Employment opportunities are limited today for many people seeking work, yet health-care needs are on the rise and the demand for nurse practitioners (NPs) and physician assistants (PAs) to care for the country’s baby-boomers is increasing. Considering the vast numbers within this population, this is a great marketplace for clinicians in search of employment.
When looking for a job, NPs and PAs must be aware of the given state’s requirements and scope-of-practice protocols. Understanding the scope of ability attached to the position for which you are being interviewed will alleviate any misconceptions about the role to be fulfilled.
Ask exactly what it is the employer is looking for. Get specific details pertaining to the job role, hours, benefits and performance appraisal/incentives. What does the employer have to offer? Make sure to ask all questions up-front. This way, if something is not offered, you might be able to negotiate it in with the terms of agreement.

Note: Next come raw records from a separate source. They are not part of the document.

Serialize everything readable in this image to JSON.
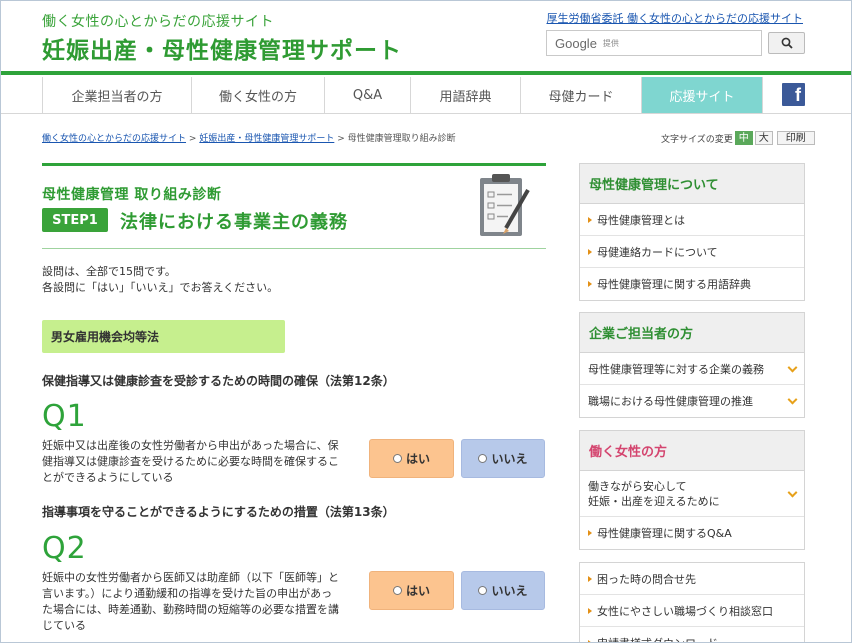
{
  "header": {
    "tagline": "働く女性の心とからだの応援サイト",
    "title": "妊娠出産・母性健康管理サポート",
    "top_link": "厚生労働省委託 働く女性の心とからだの応援サイト",
    "search_brand": "Google",
    "search_sub": "提供"
  },
  "nav": {
    "items": [
      {
        "label": "企業担当者の方"
      },
      {
        "label": "働く女性の方"
      },
      {
        "label": "Q&A"
      },
      {
        "label": "用語辞典"
      },
      {
        "label": "母健カード"
      },
      {
        "label": "応援サイト"
      }
    ],
    "facebook": "f"
  },
  "breadcrumb": {
    "home": "働く女性の心とからだの応援サイト",
    "section": "妊娠出産・母性健康管理サポート",
    "current": "母性健康管理取り組み診断",
    "sep": ">"
  },
  "font_size": {
    "label": "文字サイズの変更",
    "medium": "中",
    "large": "大",
    "print": "印刷"
  },
  "main": {
    "subtitle": "母性健康管理 取り組み診断",
    "step": "STEP1",
    "step_title": "法律における事業主の義務",
    "intro1": "設問は、全部で15問です。",
    "intro2": "各設問に「はい」「いいえ」でお答えください。",
    "law": "男女雇用機会均等法",
    "questions": [
      {
        "heading": "保健指導又は健康診査を受診するための時間の確保（法第12条）",
        "num": "Q1",
        "text": "妊娠中又は出産後の女性労働者から申出があった場合に、保健指導又は健康診査を受けるために必要な時間を確保することができるようにしている",
        "yes": "はい",
        "no": "いいえ"
      },
      {
        "heading": "指導事項を守ることができるようにするための措置（法第13条）",
        "num": "Q2",
        "text": "妊娠中の女性労働者から医師又は助産師（以下「医師等」と言います。）により通勤緩和の指導を受けた旨の申出があった場合には、時差通勤、勤務時間の短縮等の必要な措置を講じている",
        "yes": "はい",
        "no": "いいえ"
      }
    ]
  },
  "sidebar": {
    "box1": {
      "title": "母性健康管理について",
      "items": [
        "母性健康管理とは",
        "母健連絡カードについて",
        "母性健康管理に関する用語辞典"
      ]
    },
    "box2": {
      "title": "企業ご担当者の方",
      "items": [
        "母性健康管理等に対する企業の義務",
        "職場における母性健康管理の推進"
      ]
    },
    "box3": {
      "title": "働く女性の方",
      "item1_line1": "働きながら安心して",
      "item1_line2": "妊娠・出産を迎えるために",
      "item2": "母性健康管理に関するQ&A"
    },
    "box4": {
      "items": [
        "困った時の問合せ先",
        "女性にやさしい職場づくり相談窓口",
        "申請書様式ダウンロード"
      ]
    }
  },
  "colors": {
    "brand_green": "#2ea33a",
    "active_tab": "#7fd6d0",
    "yes_button": "#fcc48f",
    "no_button": "#b7c9ea",
    "law_box": "#c6ef8e"
  }
}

A contract written to include all employment details is great to have. Some contracts may expire after one year or after two years. Just remember that if the contract protects the employee, it will also protect the employer. The idea is to have terms listed to your benefit, meaning you should be careful before accepting any noncompete clauses and resignation-notice requirements. Although in general, an employee leaving a job is required to give the employer two weeks’ notice, NPs and PAs might be required to give the employer as much as 60 days’ notice when leaving a job. However, this also means that the NP/PA gets 60 days’ notice if the position is terminated.
Benefits packages may vary depending on amount of hours worked. NPs and PAs should always consider negotiating partial benefits, even if the position is part-time. Health insurance should be offered or at least negotiated into the package regardless of hours worked. Annual salary increases are also a must. In addition, it would be wise to negotiate profit-sharing or possible partnership.
NPs and PAs are as important as physicians to the livelihood of any health-care practice or institution. Insurance reimbursements are higher today than in previous years for NPs and PAs; surely the future will show these reimbursement rates to be equivalent to those of physicians. Reaching for a piece of the pie is definitely possible for NPs and PAs and should be a part of the decision-making process when choosing among employment opportunities.
Make sure all terms are negotiated and none are left out. Confirm major details, such as salary, and even minor ones, such as how breaks and lunches will work. If the employer reveals the salary before asking the NP or PA what salary he or she is seeking, the NP or PA has the advantage of knowing where the dollar amount starts, and he or she can then try to negotiate up from that amount.
Whether one desires to work in primary care or specialized practice, strong interviewing skills are a must. Demonstrating confidence, strength and intelligence during the interview will make any employer take notice. Be prepared and be knowledgeable about the position for which you are interviewing.
Once you land the job, be sure to iron out any and all details before signing a contract. And most important, be satisfied with the terms of the employment agreement that have been reached.